Chickweed is great winter food and medicine

          A great eating green that holds up well through the winter is worth paying attention to.  One that also can be used to treat eye infections is even better.

Chickweed under the locust trees

Chickweed is already blooming and shedding seed down by the Rogue River along the bike/walking trail at the end of Greenwood Avenue.  It started growing this year months earlier than usual, sprouting with cold September rains, rather than waiting for November like recent years, or January as usual.  The early December snow and deep freeze, down to 8 degrees, didn’t damage the plants, perhaps because they were covered with snow, and they took off blooming and making seed before the end of the month.  It is probably more mature by the river than most places, temperatures being more moderate there.

 Chickweed closeup

I know it is seeding because I am making chickweed tea to treat conjunctivitis, AKA pink eye, and I end up with seeds in my cup.  It has boric acid in just the right amount to safely and effectively in kill bacteria in the eyes.  I make a small cup every day with a small handful of fresh, uncut chickweed and drop some in my eyes morning and night. 

 Fresh, whole chickweed ready for tea

 Making tea and sterilizing the medicine jar

Prepared medicine and leftovers
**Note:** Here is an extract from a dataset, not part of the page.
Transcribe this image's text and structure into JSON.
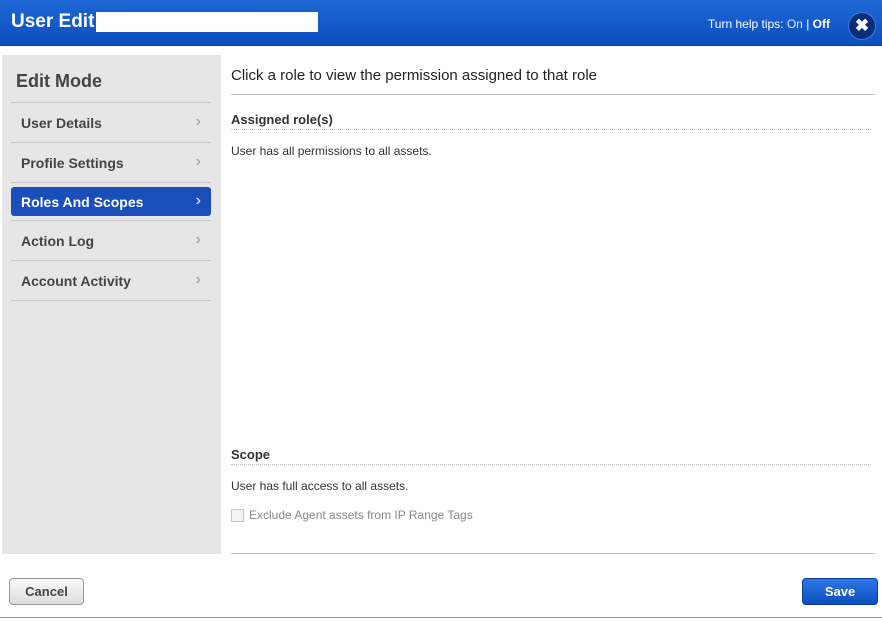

It must be made fresh daily to work, as it can get cloudy quickly.  To keep it fresh for the day, I sterilize the jar I keep the dropper in with boiling water at the same time I make the tea; pour some tea in the sterilized jar with the dropper; and lid the jar until the tea is cooled enough to use. 
It stings a bit at first, but stops the itch immediately and clears up the eyes.  Like other antibiotics, it must be used for a week or so after symptoms subside to stop them from returning.  I put about ¼ cup of tea in the jar, eat the mouthful of wilted greens, and drink the rest for a tonic high in vitamins A, C, iron and calcium.
The easiest way to pick chickweed is to grab the top of its mass of leaves and cut off the top 2-3 inches with a knife.  They are crawling, succulent plants that can stand about 6 inches high in a mass, and the tips are the best eating.
          They are great as a wilted green with dinner, or fresh in sandwiches and salads, much like spinach with smaller leaves and succulent stems; a little bitter, but a good bitter.  I like a sandwich on Dave’s Killer Bread with peanut or almond butter on one piece and cream cheese on the other, with jelly and chopped chickweed between.
            The locust trees by the river, and the box elder and plum in my backyard, make perfect chickweed habitat, as their leaves fall early; they are soft and eaten quickly by the soil; and they make rich soil under dappled shade, with winter sun through the branches.  The variety that grows by the river has larger leaves than most, and was easily spread to my backyard by pulling the seedy plants in late spring and spreading them where I wanted them to grow.

Gardening is easy, if you do it naturally.